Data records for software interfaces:
┌──

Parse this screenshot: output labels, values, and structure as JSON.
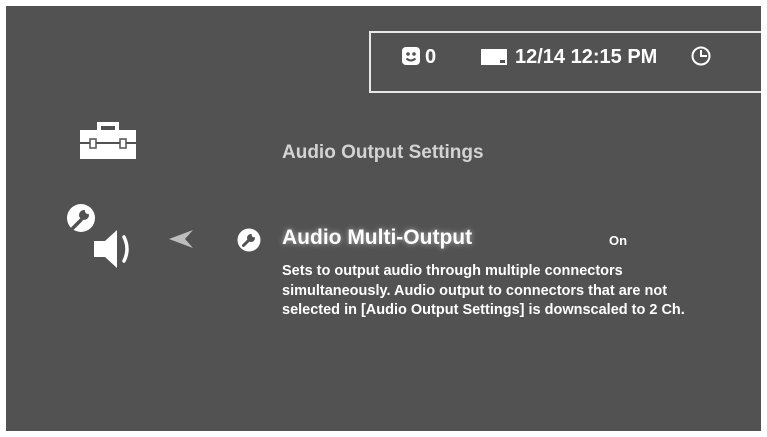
{
  "status": {
    "notification_count": "0",
    "datetime": "12/14 12:15 PM"
  },
  "icons": {
    "toolbox": "toolbox-icon",
    "setting": "wrench-speaker-icon",
    "arrow": "arrow-left-icon",
    "item": "wrench-icon",
    "notification": "notification-icon",
    "card": "card-icon",
    "clock": "clock-icon"
  },
  "section": {
    "title": "Audio Output Settings"
  },
  "item": {
    "title": "Audio Multi-Output",
    "value": "On",
    "description": "Sets to output audio through multiple connectors simultaneously. Audio output to connectors that are not selected in [Audio Output Settings] is downscaled to 2 Ch."
  },
  "colors": {
    "background": "#525252",
    "text": "#ffffff",
    "muted_text": "#d3d3d3"
  }
}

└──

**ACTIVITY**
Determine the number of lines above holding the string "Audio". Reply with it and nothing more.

**ANSWER SECTION**
3